• **TASK REQUIREMENTS**
Pick out all lines with the word "time" from the records that follow.
GIVEN RECORDS START
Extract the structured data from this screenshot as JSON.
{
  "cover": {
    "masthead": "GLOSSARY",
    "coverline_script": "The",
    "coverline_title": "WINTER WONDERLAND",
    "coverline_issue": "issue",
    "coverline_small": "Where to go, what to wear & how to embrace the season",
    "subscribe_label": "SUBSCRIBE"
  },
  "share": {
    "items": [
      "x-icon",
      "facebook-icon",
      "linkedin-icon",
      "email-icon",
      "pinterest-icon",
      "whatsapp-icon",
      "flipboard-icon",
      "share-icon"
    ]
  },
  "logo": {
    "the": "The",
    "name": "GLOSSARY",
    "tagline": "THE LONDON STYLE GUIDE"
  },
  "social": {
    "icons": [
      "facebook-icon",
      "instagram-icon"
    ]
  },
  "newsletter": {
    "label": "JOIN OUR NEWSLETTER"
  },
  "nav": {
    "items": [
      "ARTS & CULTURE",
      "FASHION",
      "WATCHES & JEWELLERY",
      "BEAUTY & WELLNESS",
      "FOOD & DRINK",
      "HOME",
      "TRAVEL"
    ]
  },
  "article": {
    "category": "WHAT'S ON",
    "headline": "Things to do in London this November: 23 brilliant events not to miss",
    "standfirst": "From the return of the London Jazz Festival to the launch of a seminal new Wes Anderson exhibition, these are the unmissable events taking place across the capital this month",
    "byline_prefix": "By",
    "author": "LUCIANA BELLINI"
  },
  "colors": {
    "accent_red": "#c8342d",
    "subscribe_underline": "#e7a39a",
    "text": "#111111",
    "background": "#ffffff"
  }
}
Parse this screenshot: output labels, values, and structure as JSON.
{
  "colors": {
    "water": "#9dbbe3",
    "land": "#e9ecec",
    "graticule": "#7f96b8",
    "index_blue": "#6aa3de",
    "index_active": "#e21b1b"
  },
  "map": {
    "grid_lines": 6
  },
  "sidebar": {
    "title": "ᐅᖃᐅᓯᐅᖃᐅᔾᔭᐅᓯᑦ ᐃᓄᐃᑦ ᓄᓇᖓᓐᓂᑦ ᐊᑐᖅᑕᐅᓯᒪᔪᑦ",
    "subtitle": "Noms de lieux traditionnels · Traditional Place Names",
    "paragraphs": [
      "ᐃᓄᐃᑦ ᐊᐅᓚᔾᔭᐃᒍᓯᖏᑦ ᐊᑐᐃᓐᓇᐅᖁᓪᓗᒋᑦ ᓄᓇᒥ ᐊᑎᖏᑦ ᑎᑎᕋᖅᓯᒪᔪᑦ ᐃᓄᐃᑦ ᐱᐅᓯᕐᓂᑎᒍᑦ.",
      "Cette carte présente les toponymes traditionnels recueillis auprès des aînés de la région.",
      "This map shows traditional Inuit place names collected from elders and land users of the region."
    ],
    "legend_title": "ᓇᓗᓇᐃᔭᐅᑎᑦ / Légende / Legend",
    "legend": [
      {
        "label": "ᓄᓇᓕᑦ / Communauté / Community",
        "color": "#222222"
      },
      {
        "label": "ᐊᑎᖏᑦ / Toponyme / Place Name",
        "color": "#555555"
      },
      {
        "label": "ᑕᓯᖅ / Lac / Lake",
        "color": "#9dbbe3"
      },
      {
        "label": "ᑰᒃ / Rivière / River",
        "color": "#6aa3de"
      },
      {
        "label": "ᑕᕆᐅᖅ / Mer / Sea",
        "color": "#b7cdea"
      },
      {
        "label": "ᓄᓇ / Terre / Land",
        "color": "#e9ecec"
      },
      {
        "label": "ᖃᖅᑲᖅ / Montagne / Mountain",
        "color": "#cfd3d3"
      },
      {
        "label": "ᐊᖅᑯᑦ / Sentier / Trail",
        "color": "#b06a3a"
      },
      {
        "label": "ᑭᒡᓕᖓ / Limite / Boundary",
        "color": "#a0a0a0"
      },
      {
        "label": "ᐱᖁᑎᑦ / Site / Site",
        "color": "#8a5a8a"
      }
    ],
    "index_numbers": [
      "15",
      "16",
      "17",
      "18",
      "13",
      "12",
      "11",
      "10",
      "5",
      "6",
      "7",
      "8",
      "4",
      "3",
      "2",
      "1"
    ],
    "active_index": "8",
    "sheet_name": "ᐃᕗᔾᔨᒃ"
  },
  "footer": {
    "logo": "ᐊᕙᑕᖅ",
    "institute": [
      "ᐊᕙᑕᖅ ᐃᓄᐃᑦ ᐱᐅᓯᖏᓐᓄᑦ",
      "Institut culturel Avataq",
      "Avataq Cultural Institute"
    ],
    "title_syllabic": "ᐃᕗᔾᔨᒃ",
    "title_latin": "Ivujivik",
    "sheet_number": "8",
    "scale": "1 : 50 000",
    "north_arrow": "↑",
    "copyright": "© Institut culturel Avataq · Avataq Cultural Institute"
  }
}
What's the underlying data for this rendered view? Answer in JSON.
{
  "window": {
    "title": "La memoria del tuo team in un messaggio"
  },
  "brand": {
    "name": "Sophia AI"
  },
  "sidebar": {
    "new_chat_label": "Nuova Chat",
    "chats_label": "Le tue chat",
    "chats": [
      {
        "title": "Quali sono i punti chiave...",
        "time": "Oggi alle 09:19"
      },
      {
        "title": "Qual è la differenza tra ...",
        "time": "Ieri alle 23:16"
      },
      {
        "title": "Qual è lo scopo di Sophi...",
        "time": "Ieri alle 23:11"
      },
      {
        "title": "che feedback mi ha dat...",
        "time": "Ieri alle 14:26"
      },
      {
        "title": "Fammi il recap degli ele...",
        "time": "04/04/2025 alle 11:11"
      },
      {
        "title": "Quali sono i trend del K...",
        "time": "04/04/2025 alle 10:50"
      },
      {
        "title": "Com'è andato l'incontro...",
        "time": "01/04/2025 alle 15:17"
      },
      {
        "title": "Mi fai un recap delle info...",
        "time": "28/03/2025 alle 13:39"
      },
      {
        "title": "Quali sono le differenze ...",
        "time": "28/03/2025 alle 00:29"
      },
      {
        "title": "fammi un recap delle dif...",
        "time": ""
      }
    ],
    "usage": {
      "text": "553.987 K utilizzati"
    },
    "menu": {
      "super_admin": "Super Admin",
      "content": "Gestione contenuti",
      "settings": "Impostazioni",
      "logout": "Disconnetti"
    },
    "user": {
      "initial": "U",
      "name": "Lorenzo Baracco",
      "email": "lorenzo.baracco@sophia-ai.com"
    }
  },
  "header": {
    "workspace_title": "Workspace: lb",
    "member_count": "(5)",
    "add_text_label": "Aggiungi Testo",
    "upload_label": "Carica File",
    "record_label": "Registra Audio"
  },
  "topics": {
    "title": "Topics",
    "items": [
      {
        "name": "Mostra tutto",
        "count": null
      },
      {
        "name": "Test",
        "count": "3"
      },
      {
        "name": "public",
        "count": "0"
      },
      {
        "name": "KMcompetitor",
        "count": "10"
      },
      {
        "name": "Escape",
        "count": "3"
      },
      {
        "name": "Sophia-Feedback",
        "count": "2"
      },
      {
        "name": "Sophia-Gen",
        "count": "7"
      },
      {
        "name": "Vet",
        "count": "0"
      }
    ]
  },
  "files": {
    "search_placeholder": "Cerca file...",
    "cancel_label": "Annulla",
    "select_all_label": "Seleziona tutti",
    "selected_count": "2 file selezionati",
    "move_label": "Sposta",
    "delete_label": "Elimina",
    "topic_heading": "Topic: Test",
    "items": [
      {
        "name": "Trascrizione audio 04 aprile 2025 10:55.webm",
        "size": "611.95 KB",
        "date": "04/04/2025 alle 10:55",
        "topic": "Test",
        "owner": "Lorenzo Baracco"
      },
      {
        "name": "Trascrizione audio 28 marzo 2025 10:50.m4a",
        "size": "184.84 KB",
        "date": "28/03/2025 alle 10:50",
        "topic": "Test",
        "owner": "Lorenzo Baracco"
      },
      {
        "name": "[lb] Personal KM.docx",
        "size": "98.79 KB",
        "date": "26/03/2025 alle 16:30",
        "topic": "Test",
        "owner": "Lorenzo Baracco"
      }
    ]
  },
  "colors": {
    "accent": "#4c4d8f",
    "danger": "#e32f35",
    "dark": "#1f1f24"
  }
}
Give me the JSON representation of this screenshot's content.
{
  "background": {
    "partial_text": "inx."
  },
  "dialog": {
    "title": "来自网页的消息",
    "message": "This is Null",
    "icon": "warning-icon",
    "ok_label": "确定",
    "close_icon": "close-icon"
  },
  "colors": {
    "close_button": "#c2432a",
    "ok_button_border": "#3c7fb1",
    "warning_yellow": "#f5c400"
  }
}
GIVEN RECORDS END
• **RESULT FOR THIS TASK**
        "time": "Oggi alle 09:19"
        "time": "Ieri alle 23:16"
        "time": "Ieri alle 23:11"
        "time": "Ieri alle 14:26"
        "time": "04/04/2025 alle 11:11"
        "time": "04/04/2025 alle 10:50"
        "time": "01/04/2025 alle 15:17"
        "time": "28/03/2025 alle 13:39"
        "time": "28/03/2025 alle 00:29"
        "time": ""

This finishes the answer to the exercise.